Page and application data records
== Segment start ==

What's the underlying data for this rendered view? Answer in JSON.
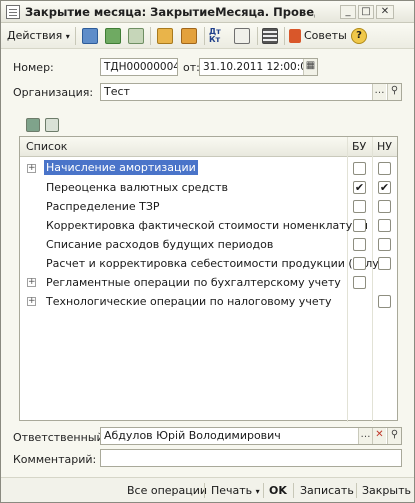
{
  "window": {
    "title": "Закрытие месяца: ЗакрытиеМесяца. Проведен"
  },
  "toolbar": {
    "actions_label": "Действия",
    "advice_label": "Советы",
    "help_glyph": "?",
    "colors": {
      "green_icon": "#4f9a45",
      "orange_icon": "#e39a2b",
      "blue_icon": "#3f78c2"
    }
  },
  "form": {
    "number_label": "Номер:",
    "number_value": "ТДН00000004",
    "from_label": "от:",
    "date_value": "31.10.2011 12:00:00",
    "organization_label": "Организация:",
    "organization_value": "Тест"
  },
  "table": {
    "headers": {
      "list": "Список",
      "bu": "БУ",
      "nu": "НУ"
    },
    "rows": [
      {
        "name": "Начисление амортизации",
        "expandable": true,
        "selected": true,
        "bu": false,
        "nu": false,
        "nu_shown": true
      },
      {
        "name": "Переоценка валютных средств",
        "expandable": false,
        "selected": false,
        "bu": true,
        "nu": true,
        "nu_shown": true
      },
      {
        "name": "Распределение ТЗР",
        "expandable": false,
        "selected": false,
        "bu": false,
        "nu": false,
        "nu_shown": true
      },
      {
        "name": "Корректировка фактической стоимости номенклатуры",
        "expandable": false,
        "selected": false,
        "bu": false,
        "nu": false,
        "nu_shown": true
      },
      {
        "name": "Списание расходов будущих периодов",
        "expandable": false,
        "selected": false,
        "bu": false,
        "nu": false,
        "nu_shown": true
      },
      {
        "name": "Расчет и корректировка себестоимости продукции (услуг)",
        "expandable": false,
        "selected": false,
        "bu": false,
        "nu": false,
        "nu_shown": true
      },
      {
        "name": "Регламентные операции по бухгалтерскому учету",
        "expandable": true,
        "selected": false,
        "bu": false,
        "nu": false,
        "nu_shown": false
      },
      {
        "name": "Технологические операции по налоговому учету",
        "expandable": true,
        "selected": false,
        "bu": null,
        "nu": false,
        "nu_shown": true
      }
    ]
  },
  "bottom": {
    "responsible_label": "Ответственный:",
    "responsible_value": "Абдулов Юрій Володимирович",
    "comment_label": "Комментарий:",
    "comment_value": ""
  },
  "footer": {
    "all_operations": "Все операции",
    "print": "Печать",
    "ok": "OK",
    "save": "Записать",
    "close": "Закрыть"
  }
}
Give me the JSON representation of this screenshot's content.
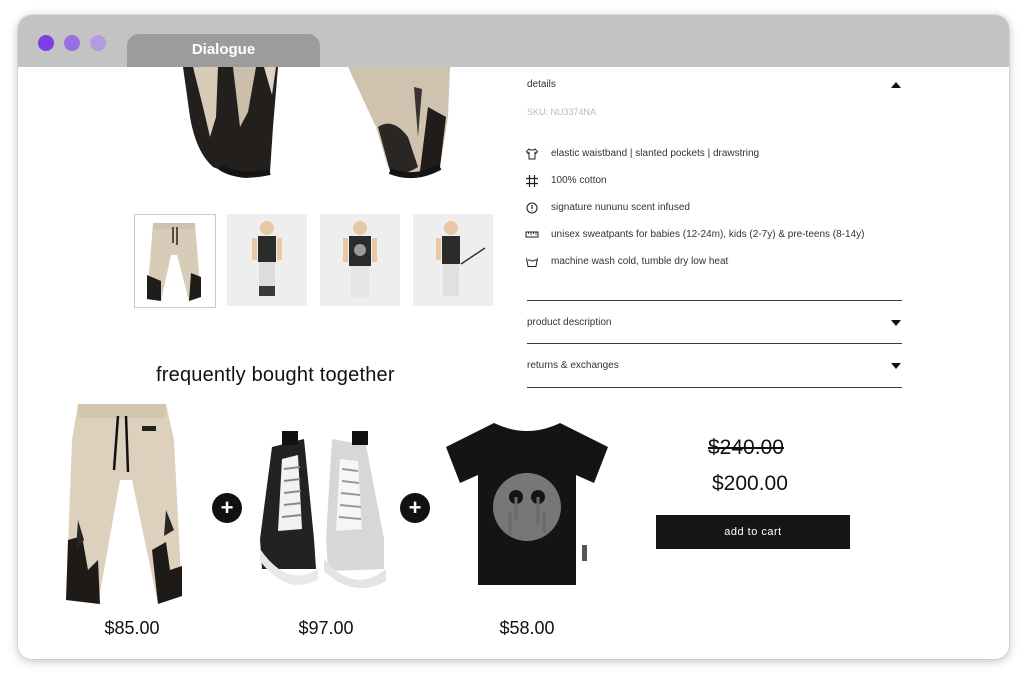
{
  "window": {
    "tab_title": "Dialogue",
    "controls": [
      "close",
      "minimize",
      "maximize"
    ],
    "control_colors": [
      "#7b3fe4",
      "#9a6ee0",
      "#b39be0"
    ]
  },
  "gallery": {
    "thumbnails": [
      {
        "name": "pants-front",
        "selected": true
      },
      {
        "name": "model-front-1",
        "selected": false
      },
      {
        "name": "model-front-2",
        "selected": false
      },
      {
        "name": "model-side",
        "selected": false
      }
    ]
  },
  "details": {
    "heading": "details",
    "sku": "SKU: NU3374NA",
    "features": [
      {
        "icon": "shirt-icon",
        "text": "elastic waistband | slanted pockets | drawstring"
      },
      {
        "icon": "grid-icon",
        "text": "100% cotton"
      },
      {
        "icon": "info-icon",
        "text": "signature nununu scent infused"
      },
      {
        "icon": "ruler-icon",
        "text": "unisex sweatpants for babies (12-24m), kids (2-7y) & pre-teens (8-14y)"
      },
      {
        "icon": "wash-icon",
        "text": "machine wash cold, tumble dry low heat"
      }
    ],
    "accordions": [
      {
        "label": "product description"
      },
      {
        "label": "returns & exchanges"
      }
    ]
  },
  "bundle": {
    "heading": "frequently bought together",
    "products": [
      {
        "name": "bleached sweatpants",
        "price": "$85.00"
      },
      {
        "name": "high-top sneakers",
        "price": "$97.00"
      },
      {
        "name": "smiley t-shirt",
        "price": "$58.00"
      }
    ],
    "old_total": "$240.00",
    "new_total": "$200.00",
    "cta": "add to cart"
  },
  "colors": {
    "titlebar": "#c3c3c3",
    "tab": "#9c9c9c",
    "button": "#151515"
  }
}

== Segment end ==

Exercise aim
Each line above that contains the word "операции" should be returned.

The completed task
        "name": "Регламентные операции по бухгалтерскому учету",
        "name": "Технологические операции по налоговому учету",
    "all_operations": "Все операции",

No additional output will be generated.